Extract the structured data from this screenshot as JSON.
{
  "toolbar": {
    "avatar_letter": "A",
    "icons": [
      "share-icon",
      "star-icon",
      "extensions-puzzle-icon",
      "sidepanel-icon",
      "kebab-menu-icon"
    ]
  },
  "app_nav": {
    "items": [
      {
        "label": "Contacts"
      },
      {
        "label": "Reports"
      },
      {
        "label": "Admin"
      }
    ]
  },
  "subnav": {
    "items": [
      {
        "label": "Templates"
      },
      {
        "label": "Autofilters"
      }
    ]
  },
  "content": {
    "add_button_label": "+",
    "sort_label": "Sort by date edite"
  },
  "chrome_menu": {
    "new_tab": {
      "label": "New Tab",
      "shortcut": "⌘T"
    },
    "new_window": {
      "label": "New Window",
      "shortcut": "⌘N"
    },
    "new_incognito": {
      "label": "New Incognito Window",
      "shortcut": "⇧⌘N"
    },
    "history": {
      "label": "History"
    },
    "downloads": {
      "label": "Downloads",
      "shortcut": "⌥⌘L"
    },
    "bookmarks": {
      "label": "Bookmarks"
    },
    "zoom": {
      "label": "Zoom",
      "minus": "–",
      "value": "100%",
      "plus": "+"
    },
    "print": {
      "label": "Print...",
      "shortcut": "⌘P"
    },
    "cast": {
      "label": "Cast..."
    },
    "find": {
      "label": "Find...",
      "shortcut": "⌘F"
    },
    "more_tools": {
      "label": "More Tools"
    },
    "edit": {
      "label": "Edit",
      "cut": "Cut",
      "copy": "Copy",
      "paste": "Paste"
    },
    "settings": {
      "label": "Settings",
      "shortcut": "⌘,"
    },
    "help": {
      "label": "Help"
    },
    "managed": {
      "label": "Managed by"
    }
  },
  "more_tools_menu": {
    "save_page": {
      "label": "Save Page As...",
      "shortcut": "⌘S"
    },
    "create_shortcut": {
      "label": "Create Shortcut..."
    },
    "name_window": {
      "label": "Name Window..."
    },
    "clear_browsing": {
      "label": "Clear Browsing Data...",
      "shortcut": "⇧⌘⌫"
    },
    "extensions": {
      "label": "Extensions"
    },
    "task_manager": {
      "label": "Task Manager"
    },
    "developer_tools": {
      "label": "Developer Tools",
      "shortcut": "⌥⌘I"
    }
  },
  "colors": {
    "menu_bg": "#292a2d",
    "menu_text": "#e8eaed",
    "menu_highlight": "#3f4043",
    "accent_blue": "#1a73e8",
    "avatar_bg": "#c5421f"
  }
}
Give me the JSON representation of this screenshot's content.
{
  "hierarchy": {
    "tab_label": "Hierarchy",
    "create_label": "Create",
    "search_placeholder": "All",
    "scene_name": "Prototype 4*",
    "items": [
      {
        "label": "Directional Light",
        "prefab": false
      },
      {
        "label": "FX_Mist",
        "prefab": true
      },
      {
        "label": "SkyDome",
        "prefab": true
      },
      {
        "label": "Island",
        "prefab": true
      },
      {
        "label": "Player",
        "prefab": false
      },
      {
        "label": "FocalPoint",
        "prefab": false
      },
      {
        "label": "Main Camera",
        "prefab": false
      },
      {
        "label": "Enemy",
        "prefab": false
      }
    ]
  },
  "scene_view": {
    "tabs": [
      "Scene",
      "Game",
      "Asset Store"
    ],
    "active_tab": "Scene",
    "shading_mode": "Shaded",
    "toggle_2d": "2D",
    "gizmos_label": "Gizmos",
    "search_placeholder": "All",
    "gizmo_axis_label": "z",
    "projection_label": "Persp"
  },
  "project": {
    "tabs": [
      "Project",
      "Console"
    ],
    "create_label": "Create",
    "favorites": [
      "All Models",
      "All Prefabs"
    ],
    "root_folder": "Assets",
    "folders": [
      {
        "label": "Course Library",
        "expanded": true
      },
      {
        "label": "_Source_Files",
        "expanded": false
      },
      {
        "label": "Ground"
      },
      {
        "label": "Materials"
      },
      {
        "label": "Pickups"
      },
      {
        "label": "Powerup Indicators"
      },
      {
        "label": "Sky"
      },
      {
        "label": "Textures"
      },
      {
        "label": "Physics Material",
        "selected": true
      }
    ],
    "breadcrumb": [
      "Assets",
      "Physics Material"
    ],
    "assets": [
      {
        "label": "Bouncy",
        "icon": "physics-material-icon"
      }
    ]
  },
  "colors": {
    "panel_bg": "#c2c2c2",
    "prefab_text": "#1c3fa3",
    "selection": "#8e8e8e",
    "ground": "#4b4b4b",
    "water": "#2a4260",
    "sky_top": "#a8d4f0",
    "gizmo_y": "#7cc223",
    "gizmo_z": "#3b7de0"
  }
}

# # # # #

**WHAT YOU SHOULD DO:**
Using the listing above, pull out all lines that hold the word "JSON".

**OUTPUT FOR THIS EXERCISE:**
Extract the structured data from this screenshot as JSON.
Give me the JSON representation of this screenshot's content.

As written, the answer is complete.